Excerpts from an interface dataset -
○ ○ ○
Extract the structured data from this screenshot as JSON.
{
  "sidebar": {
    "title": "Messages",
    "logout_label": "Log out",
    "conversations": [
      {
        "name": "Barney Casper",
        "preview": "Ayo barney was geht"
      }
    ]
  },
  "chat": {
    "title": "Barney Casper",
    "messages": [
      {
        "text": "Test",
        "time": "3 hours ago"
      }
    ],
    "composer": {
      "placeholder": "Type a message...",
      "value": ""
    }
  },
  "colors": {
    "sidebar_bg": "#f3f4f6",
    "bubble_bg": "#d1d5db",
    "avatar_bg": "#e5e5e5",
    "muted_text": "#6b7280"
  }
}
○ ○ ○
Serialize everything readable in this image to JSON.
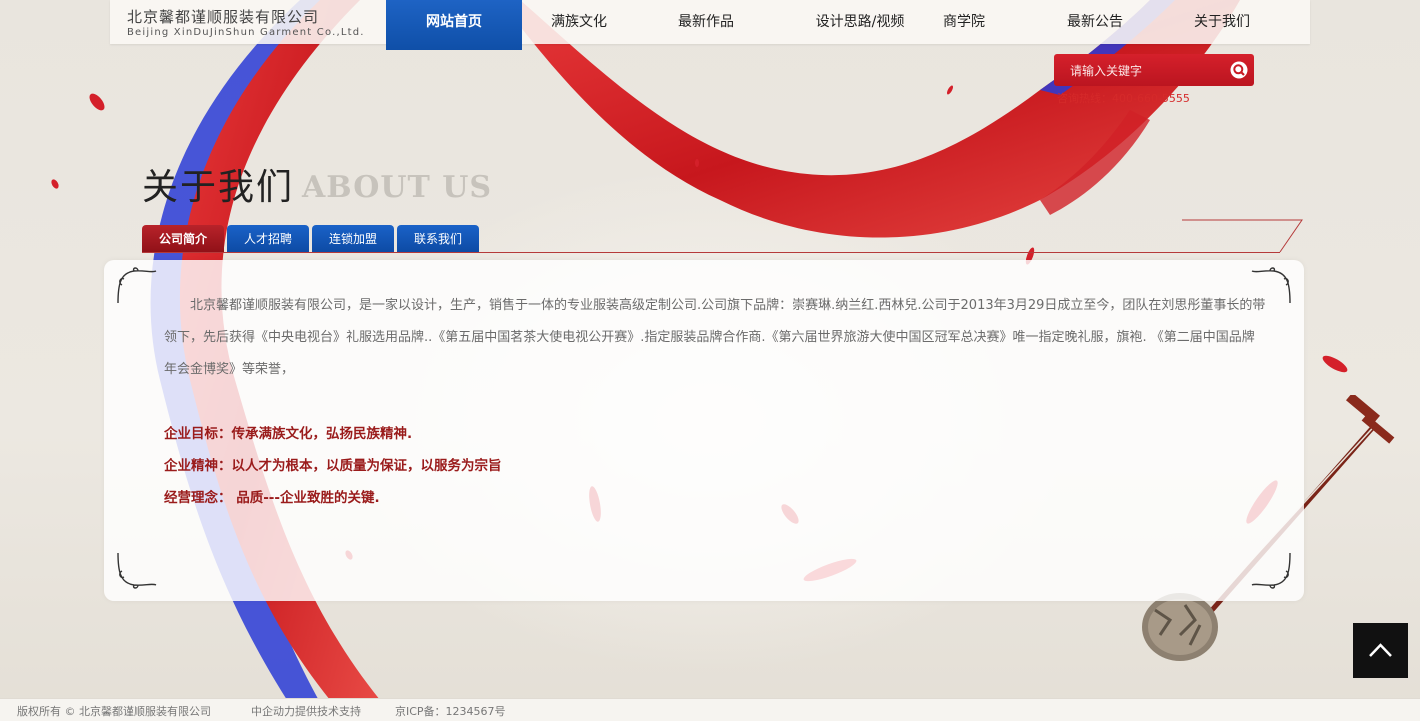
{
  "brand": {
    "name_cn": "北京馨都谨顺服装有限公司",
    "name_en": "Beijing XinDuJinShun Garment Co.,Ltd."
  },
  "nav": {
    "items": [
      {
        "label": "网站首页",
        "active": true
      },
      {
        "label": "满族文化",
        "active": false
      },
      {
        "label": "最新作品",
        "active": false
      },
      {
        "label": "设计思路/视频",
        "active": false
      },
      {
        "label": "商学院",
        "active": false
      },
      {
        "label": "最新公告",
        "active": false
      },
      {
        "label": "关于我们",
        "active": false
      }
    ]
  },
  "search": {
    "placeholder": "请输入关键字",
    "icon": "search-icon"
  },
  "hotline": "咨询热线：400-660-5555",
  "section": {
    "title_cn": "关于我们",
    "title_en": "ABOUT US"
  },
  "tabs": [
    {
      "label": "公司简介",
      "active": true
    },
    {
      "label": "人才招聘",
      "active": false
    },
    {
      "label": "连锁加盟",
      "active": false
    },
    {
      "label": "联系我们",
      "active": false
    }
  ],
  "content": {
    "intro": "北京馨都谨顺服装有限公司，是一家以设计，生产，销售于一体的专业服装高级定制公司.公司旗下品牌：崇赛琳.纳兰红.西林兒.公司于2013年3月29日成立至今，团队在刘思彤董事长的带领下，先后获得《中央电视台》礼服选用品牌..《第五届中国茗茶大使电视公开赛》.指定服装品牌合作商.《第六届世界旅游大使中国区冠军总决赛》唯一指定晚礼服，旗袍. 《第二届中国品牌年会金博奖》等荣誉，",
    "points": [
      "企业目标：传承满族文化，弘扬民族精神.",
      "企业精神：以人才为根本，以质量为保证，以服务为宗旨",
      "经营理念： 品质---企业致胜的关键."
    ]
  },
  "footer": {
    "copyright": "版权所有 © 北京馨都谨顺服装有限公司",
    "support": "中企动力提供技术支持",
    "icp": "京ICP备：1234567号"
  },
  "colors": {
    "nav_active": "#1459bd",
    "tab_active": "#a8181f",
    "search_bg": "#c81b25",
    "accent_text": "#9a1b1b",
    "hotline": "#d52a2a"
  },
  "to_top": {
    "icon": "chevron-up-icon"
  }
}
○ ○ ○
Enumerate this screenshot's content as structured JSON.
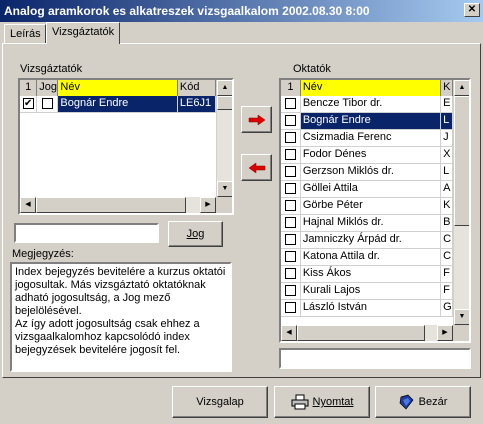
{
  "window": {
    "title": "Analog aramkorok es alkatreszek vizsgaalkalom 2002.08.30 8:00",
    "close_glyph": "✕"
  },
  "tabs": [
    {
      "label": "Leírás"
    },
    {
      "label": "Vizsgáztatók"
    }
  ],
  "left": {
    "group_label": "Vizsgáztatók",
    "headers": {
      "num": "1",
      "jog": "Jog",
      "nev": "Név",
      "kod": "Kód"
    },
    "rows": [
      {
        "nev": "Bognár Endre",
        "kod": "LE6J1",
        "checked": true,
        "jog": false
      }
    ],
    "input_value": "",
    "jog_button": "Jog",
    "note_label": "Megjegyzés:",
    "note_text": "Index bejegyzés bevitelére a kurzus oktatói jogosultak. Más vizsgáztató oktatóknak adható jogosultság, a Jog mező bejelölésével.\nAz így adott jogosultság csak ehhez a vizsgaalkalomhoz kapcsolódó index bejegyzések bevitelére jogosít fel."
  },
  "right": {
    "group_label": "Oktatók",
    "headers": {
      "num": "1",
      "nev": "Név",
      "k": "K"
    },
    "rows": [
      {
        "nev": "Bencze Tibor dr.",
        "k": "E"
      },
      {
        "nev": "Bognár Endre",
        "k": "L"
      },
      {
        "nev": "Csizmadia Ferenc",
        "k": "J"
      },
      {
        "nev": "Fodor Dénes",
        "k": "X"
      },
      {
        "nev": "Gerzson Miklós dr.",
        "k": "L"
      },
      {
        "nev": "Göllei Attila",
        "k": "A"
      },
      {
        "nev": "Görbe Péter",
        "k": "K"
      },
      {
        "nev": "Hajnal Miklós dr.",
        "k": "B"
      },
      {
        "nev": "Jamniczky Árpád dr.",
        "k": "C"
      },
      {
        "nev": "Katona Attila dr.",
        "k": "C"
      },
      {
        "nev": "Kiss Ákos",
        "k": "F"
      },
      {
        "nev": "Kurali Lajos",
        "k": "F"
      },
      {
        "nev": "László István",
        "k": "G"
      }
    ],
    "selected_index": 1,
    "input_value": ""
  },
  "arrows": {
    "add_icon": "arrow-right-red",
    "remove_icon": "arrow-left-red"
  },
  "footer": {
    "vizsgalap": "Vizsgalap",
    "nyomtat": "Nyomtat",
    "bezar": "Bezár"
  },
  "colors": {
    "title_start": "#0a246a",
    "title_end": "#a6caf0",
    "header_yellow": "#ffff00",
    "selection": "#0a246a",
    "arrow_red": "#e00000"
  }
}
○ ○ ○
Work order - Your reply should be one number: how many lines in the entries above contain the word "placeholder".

Response for this exercise - 2